You are not required to take an English Language test if you have a UK degree at a Bachelor’s, Master’s, or Ph.D. level, which was taught or researched in English. A graduate or postgraduate diploma from a UK university is also accepted. In this case, you will need to provide your degree certificate as evidence in your application.
If you have completed your degree but are waiting for graduation, you can use instead an official transcript with your name, the name of the institution, your degree, and confirmation of the award.
You can also use an academic degree that was taught or researched in a majority English-speaking country. Yet, your degree certificate must be accompanied by an Academic Qualification Level Statement (AQUALS) from Ecctis (formerly UK NARIC) confirming the qualification is equivalent to a UK qualification.
If you have a degree that was though in English but is from a non-majority English-speaking country, you will also need to provide an English Language Proficiency Statement (ELPS) from Ecctis showing that your degree was taught in English.
What is more, if you are a national of a majority English-speaking country, you are considered automatically to meet the English language component. The following countries are recognised as majority English-speaking for naturalisation purposes: Antigua and Barbuda, Jamaica, the Bahamas, Malta, Barbados, Belize, St Kitts, and Nevis, St Lucia, Dominica, St Vincent, and the Grenadines, Grenada, Trinidad and Tobago, Guyana, as well as New Zealand, Australia, Ireland, Canada, and the United States.
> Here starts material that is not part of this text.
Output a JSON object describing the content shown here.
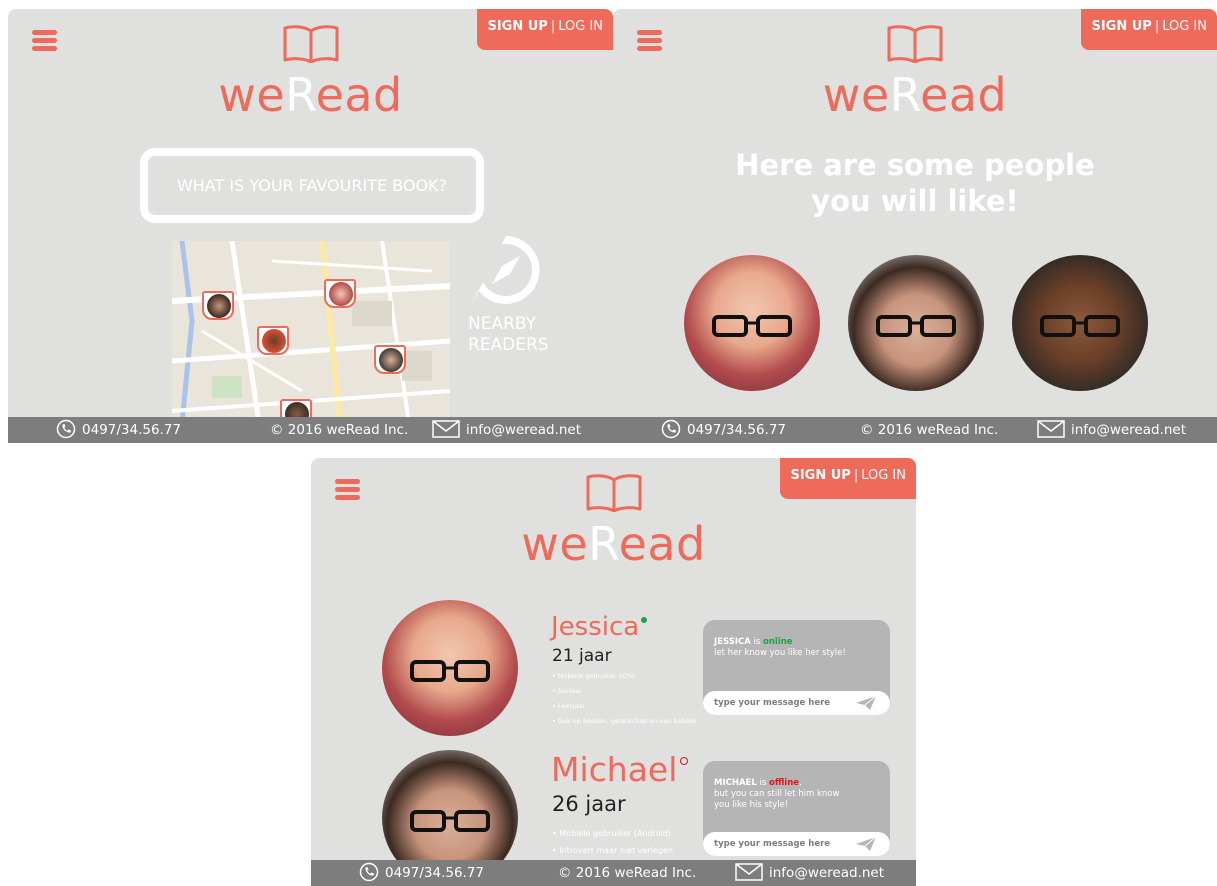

Even though you do not have to take an English test, you will still need to pass the Life in the UK test to demonstrate your knowledge of life in the UK.
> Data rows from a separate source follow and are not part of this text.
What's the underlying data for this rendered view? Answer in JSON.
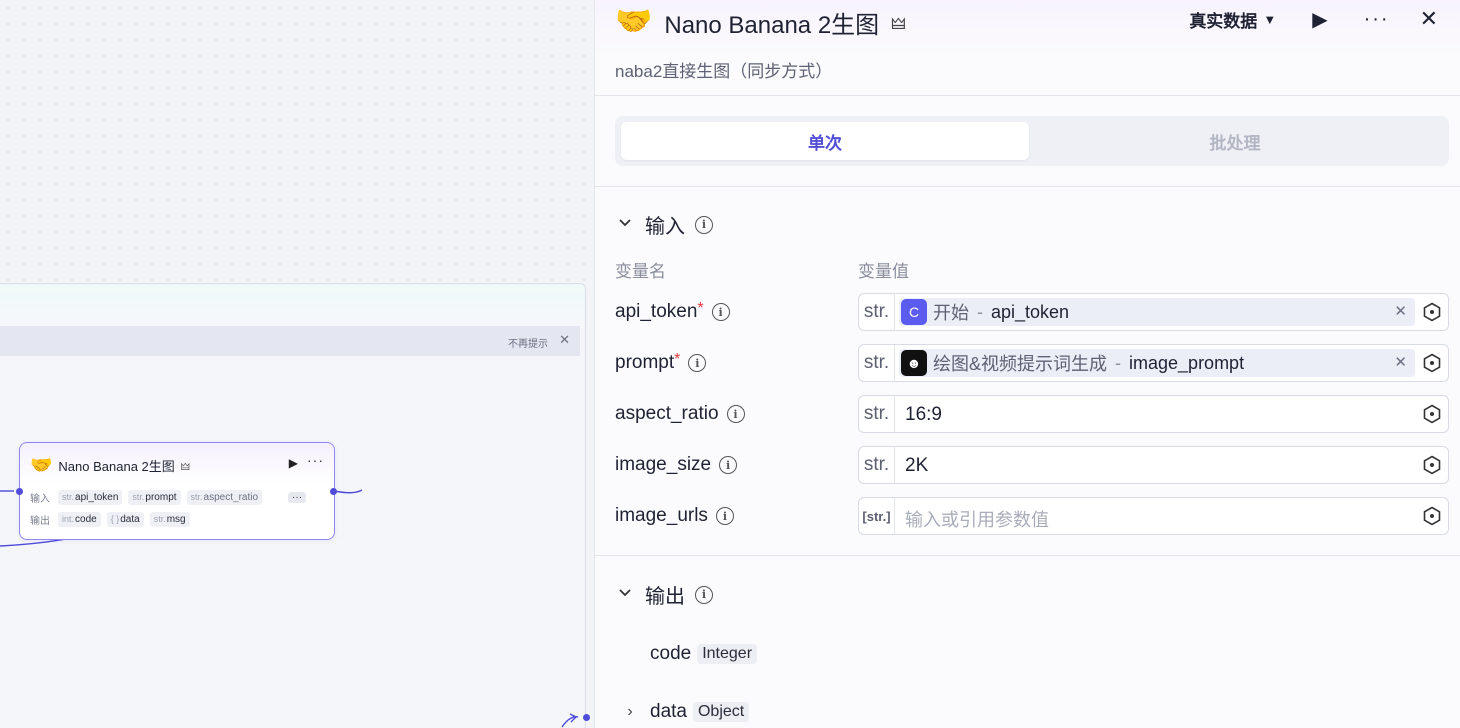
{
  "canvas": {
    "hint": {
      "text": "不再提示",
      "close": "✕"
    },
    "node": {
      "emoji": "🤝",
      "title": "Nano Banana 2生图",
      "badge": "🜲",
      "run": "▶",
      "more": "···",
      "input_label": "输入",
      "output_label": "输出",
      "inputs": [
        {
          "type": "str.",
          "name": "api_token"
        },
        {
          "type": "str.",
          "name": "prompt"
        },
        {
          "type": "str.",
          "name": "aspect_ratio"
        }
      ],
      "inputs_more": "···",
      "outputs": [
        {
          "type": "int.",
          "name": "code"
        },
        {
          "type": "{ }",
          "name": "data"
        },
        {
          "type": "str.",
          "name": "msg"
        }
      ]
    }
  },
  "panel": {
    "header": {
      "emoji": "🤝",
      "title": "Nano Banana 2生图",
      "badge": "🜲",
      "mode": "真实数据",
      "mode_caret": "▼",
      "run": "▶",
      "more": "···",
      "close": "✕"
    },
    "subtitle": "naba2直接生图（同步方式）",
    "tabs": {
      "single": "单次",
      "batch": "批处理"
    },
    "input_section": {
      "chevron": "⌄",
      "title": "输入",
      "col_name": "变量名",
      "col_value": "变量值",
      "rows": [
        {
          "name": "api_token",
          "required": "*",
          "type": "str.",
          "ref_icon": "C",
          "ref_source": "开始",
          "ref_sep": "-",
          "ref_var": "api_token",
          "clear": "✕"
        },
        {
          "name": "prompt",
          "required": "*",
          "type": "str.",
          "ref_icon": "☻",
          "ref_source": "绘图&视频提示词生成",
          "ref_sep": "-",
          "ref_var": "image_prompt",
          "clear": "✕"
        },
        {
          "name": "aspect_ratio",
          "type": "str.",
          "value": "16:9"
        },
        {
          "name": "image_size",
          "type": "str.",
          "value": "2K"
        },
        {
          "name": "image_urls",
          "type": "[str.]",
          "placeholder": "输入或引用参数值"
        }
      ]
    },
    "output_section": {
      "chevron": "⌄",
      "title": "输出",
      "rows": [
        {
          "name": "code",
          "type": "Integer"
        },
        {
          "name": "data",
          "type": "Object",
          "chevron": "›"
        }
      ]
    },
    "info_glyph": "i"
  }
}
If you are under the age of 18 or aged over 65 years old, you are exempt from meeting the knowledge of language requirement altogether.
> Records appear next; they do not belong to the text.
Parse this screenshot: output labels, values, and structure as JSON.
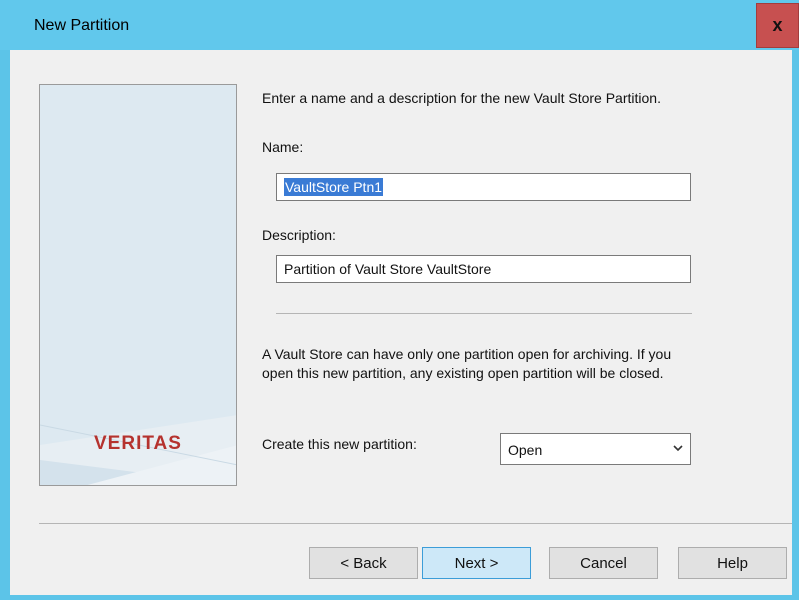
{
  "window": {
    "title": "New Partition",
    "close_label": "x"
  },
  "banner": {
    "logo_text": "VERITAS"
  },
  "instructions": "Enter a name and a description for the new Vault Store Partition.",
  "name_field": {
    "label": "Name:",
    "value": "VaultStore Ptn1"
  },
  "description_field": {
    "label": "Description:",
    "value": "Partition of Vault Store VaultStore"
  },
  "info_text_line1": "A Vault Store can have only one partition open for archiving. If you",
  "info_text_line2": "open this new partition, any existing open partition will be closed.",
  "create": {
    "label": "Create this new partition:",
    "selected": "Open"
  },
  "buttons": {
    "back": "< Back",
    "next": "Next >",
    "cancel": "Cancel",
    "help": "Help"
  },
  "colors": {
    "titlebar": "#61c8ec",
    "close": "#c75050",
    "logo": "#b5322e",
    "selection": "#3a7bd5"
  }
}
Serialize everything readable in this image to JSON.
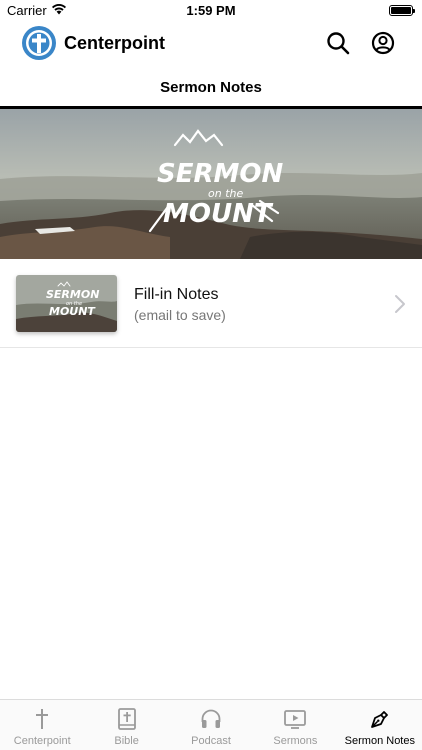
{
  "status_bar": {
    "carrier": "Carrier",
    "time": "1:59 PM"
  },
  "header": {
    "app_name": "Centerpoint",
    "brand_color": "#3a86c8"
  },
  "page": {
    "title": "Sermon Notes"
  },
  "hero": {
    "artwork_text": [
      "SERMON",
      "on the",
      "MOUNT"
    ]
  },
  "notes": [
    {
      "title": "Fill-in Notes",
      "subtitle": "(email to save)"
    }
  ],
  "tabs": [
    {
      "label": "Centerpoint",
      "icon": "cross-icon",
      "active": false
    },
    {
      "label": "Bible",
      "icon": "bible-icon",
      "active": false
    },
    {
      "label": "Podcast",
      "icon": "headphones-icon",
      "active": false
    },
    {
      "label": "Sermons",
      "icon": "tv-play-icon",
      "active": false
    },
    {
      "label": "Sermon Notes",
      "icon": "pen-nib-icon",
      "active": true
    }
  ],
  "colors": {
    "active_tab": "#000000",
    "inactive_tab": "#9a9a9a"
  }
}
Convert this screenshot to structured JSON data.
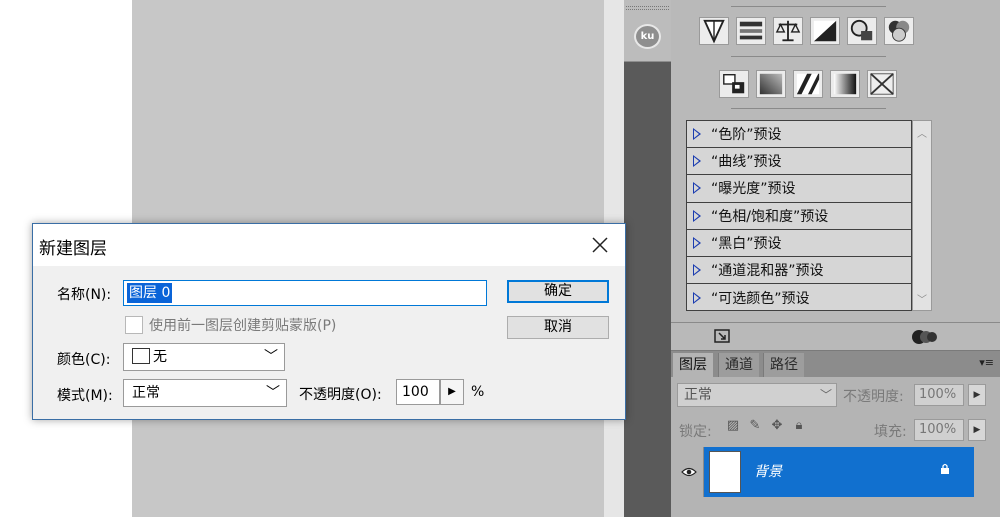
{
  "dialog": {
    "title": "新建图层",
    "name_label": "名称(N):",
    "name_value": "图层 0",
    "ok_label": "确定",
    "cancel_label": "取消",
    "clip_checkbox_label": "使用前一图层创建剪贴蒙版(P)",
    "color_label": "颜色(C):",
    "color_value": "无",
    "mode_label": "模式(M):",
    "mode_value": "正常",
    "opacity_label": "不透明度(O):",
    "opacity_value": "100",
    "opacity_unit": "%"
  },
  "dock": {
    "badge": "ku"
  },
  "adjustments": {
    "presets": [
      "“色阶”预设",
      "“曲线”预设",
      "“曝光度”预设",
      "“色相/饱和度”预设",
      "“黑白”预设",
      "“通道混和器”预设",
      "“可选颜色”预设"
    ]
  },
  "layers_panel": {
    "tabs": [
      "图层",
      "通道",
      "路径"
    ],
    "blend_mode": "正常",
    "opacity_label": "不透明度:",
    "opacity_value": "100%",
    "lock_label": "锁定:",
    "fill_label": "填充:",
    "fill_value": "100%",
    "layer_name": "背景",
    "menu_glyph": "▾≡"
  },
  "colors": {
    "selection_blue": "#1170cf",
    "dialog_focus": "#0078d7",
    "canvas_gray": "#c7c7c7"
  }
}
You may also be exempt from taking an English language test if you have a long-term physical or mental condition. Please note though that your physical or mental illness will not automatically be considered an exemption by the Home Office. You have to provide details on your application of how your physical or mental impairment prevents you permanently from learning English. This must also be evidenced by a Waiver request form completed by your doctor or another registered medical practitioner to confirm your disability. Temporary illnesses such as stress, anxiety, or depression would not normally be accepted as grounds for exemption. Likewise, you will not be exempted on grounds of illiteracy or long residence.
In this series of blog posts, we have examined in detail the complex road to Naturalisation. We have analysed every step of your application for British citizenship, proposing different alternatives to meet each of the strict requirements. Nonetheless, we appreciate how stressful and confusing could be to navigate through the application process alone, especially considering that UK immigration rules and guidance are constantly changing. Our legal advisers will be happy to provide you with tailored immigration advice to give you the best chance of success in your naturalisation application. If you have any questions or queries relating to the requirements for British citizenship, please do not hesitate to contact us.